##### Material for this exercise
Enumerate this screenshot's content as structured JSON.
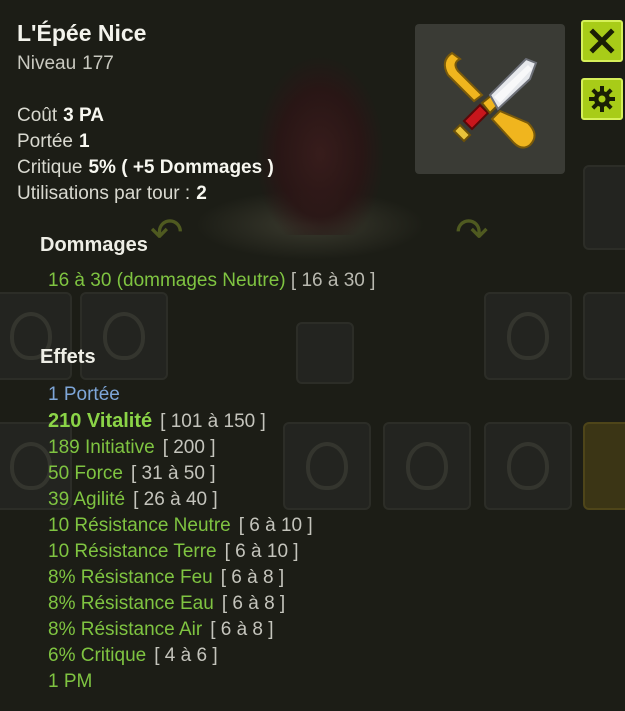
{
  "item": {
    "name": "L'Épée Nice",
    "level_label": "Niveau",
    "level": "177"
  },
  "stats": [
    {
      "label": "Coût",
      "value": "3 PA"
    },
    {
      "label": "Portée",
      "value": "1"
    },
    {
      "label": "Critique",
      "value": "5% ( +5 Dommages )"
    },
    {
      "label": "Utilisations par tour :",
      "value": "2"
    }
  ],
  "damage": {
    "heading": "Dommages",
    "text": "16 à 30 (dommages Neutre)",
    "range": "[ 16 à 30 ]"
  },
  "effects": {
    "heading": "Effets",
    "items": [
      {
        "value": "1 Portée",
        "range": "",
        "style": "blue"
      },
      {
        "value": "210 Vitalité",
        "range": "[ 101 à 150 ]",
        "style": "big"
      },
      {
        "value": "189 Initiative",
        "range": "[ 200 ]",
        "style": ""
      },
      {
        "value": "50 Force",
        "range": "[ 31 à 50 ]",
        "style": ""
      },
      {
        "value": "39 Agilité",
        "range": "[ 26 à 40 ]",
        "style": ""
      },
      {
        "value": "10 Résistance Neutre",
        "range": "[ 6 à 10 ]",
        "style": ""
      },
      {
        "value": "10 Résistance Terre",
        "range": "[ 6 à 10 ]",
        "style": ""
      },
      {
        "value": "8% Résistance Feu",
        "range": "[ 6 à 8 ]",
        "style": ""
      },
      {
        "value": "8% Résistance Eau",
        "range": "[ 6 à 8 ]",
        "style": ""
      },
      {
        "value": "8% Résistance Air",
        "range": "[ 6 à 8 ]",
        "style": ""
      },
      {
        "value": "6% Critique",
        "range": "[ 4 à 6 ]",
        "style": ""
      },
      {
        "value": "1 PM",
        "range": "",
        "style": ""
      }
    ]
  },
  "buttons": {
    "close_icon": "close-icon",
    "settings_icon": "gear-icon"
  },
  "colors": {
    "effect_green": "#7fc441",
    "effect_blue": "#7ea6d8",
    "button_lime": "#a8cc18"
  }
}
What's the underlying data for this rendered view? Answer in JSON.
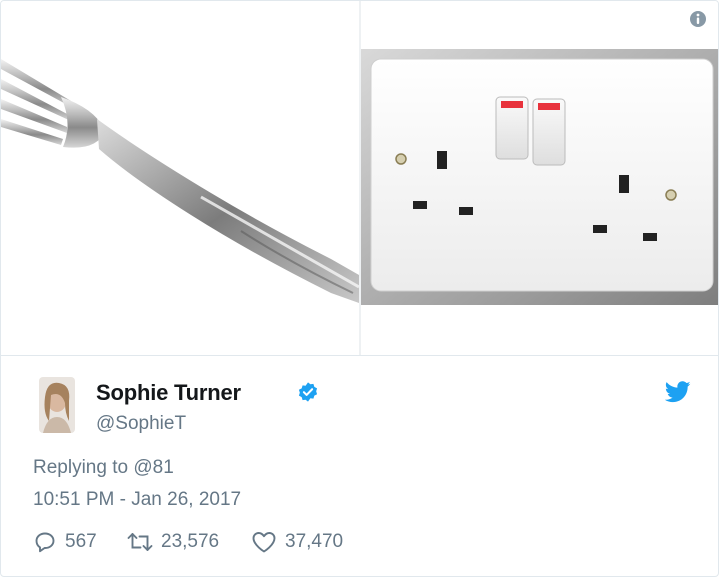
{
  "media": {
    "left_image": "fork-photo",
    "right_image": "uk-double-socket-photo"
  },
  "author": {
    "name": "Sophie Turner",
    "handle": "@SophieT",
    "verified": true,
    "avatar": "profile-photo"
  },
  "tweet": {
    "replying_label": "Replying to",
    "replying_to": "@81",
    "timestamp": "10:51 PM - Jan 26, 2017"
  },
  "actions": {
    "replies": "567",
    "retweets": "23,576",
    "likes": "37,470"
  },
  "colors": {
    "twitter_blue": "#1da1f2",
    "text_primary": "#14171a",
    "text_secondary": "#657786",
    "border": "#e1e8ed",
    "socket_switch_red": "#e8323c"
  },
  "icons": [
    "info-icon",
    "verified-badge-icon",
    "twitter-bird-icon",
    "reply-icon",
    "retweet-icon",
    "like-icon"
  ]
}
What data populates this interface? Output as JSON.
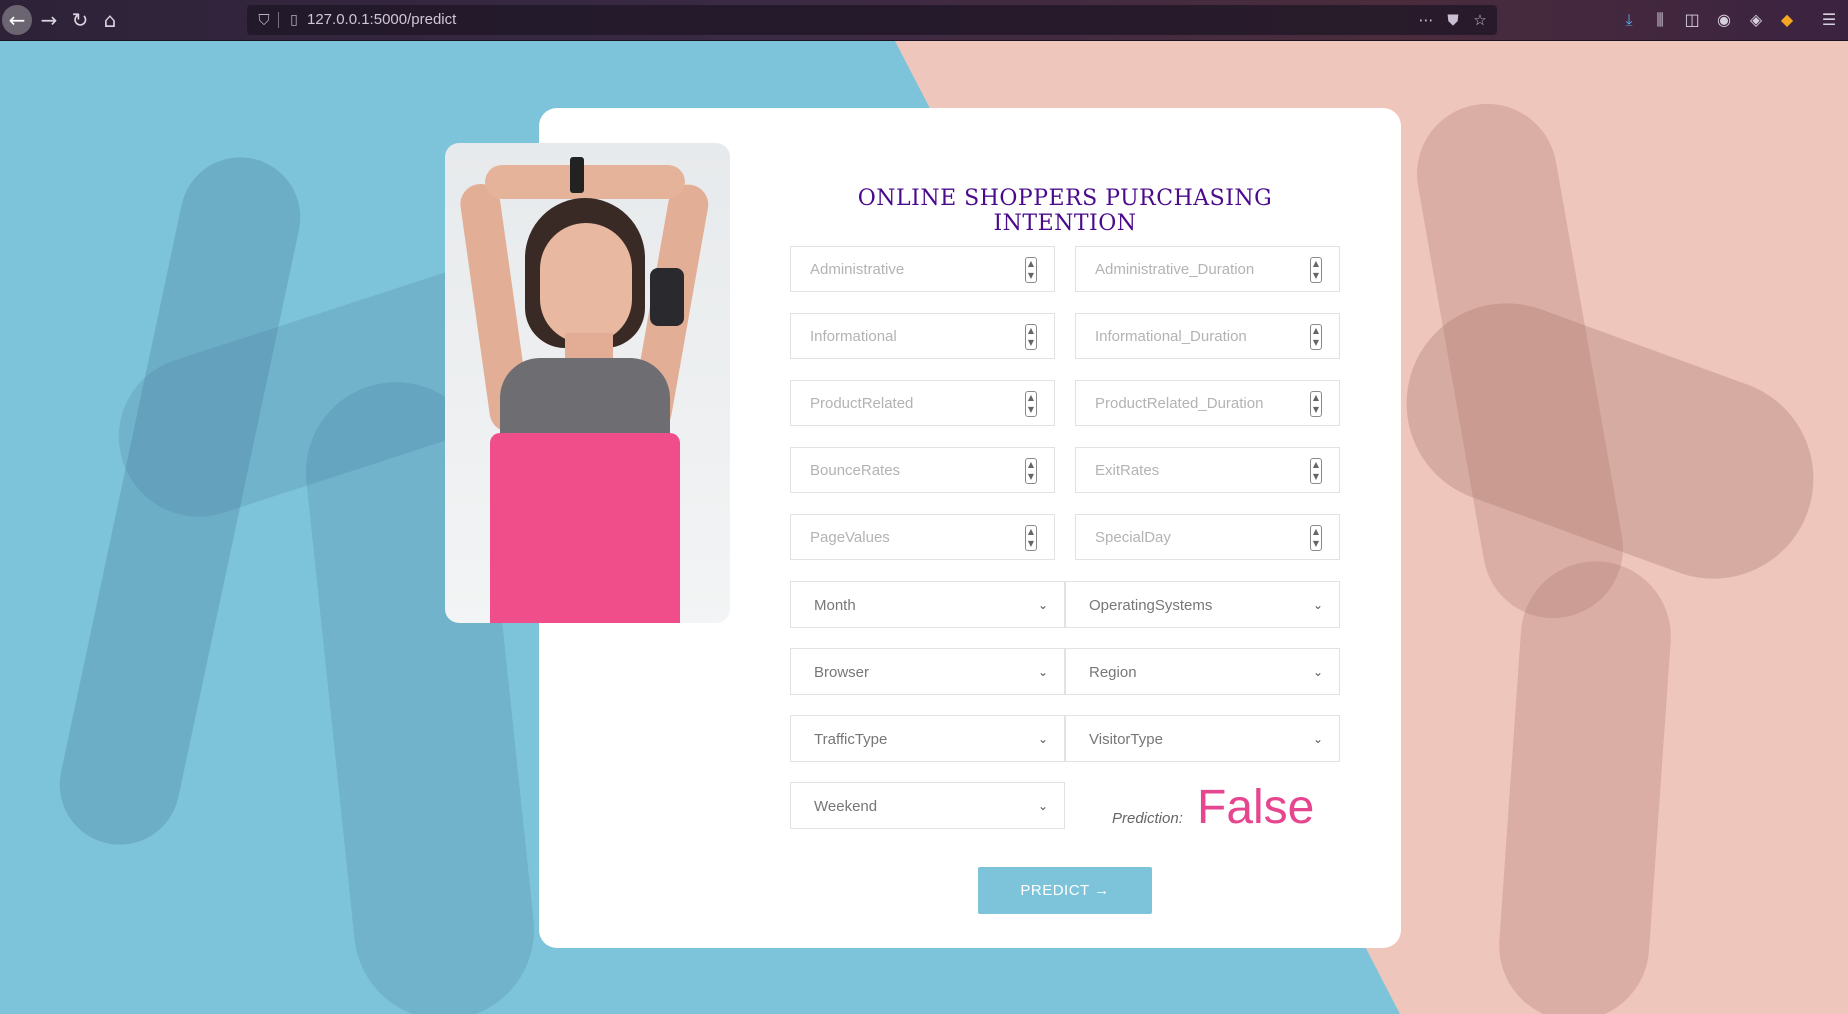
{
  "browser": {
    "url": "127.0.0.1:5000/predict"
  },
  "page": {
    "title": "ONLINE SHOPPERS PURCHASING INTENTION",
    "numeric_fields": [
      {
        "placeholder": "Administrative"
      },
      {
        "placeholder": "Administrative_Duration"
      },
      {
        "placeholder": "Informational"
      },
      {
        "placeholder": "Informational_Duration"
      },
      {
        "placeholder": "ProductRelated"
      },
      {
        "placeholder": "ProductRelated_Duration"
      },
      {
        "placeholder": "BounceRates"
      },
      {
        "placeholder": "ExitRates"
      },
      {
        "placeholder": "PageValues"
      },
      {
        "placeholder": "SpecialDay"
      }
    ],
    "select_fields": [
      {
        "value": "Month"
      },
      {
        "value": "OperatingSystems"
      },
      {
        "value": "Browser"
      },
      {
        "value": "Region"
      },
      {
        "value": "TrafficType"
      },
      {
        "value": "VisitorType"
      },
      {
        "value": "Weekend"
      }
    ],
    "prediction_label": "Prediction:",
    "prediction_value": "False",
    "predict_button": "PREDICT →"
  },
  "colors": {
    "accent_blue": "#7dc4da",
    "background_pink": "#efc6bc",
    "title_purple": "#4a0a8c",
    "prediction_pink": "#e6458f"
  }
}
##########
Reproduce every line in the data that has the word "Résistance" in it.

        "value": "10 Résistance Neutre",
        "value": "10 Résistance Terre",
        "value": "8% Résistance Feu",
        "value": "8% Résistance Eau",
        "value": "8% Résistance Air",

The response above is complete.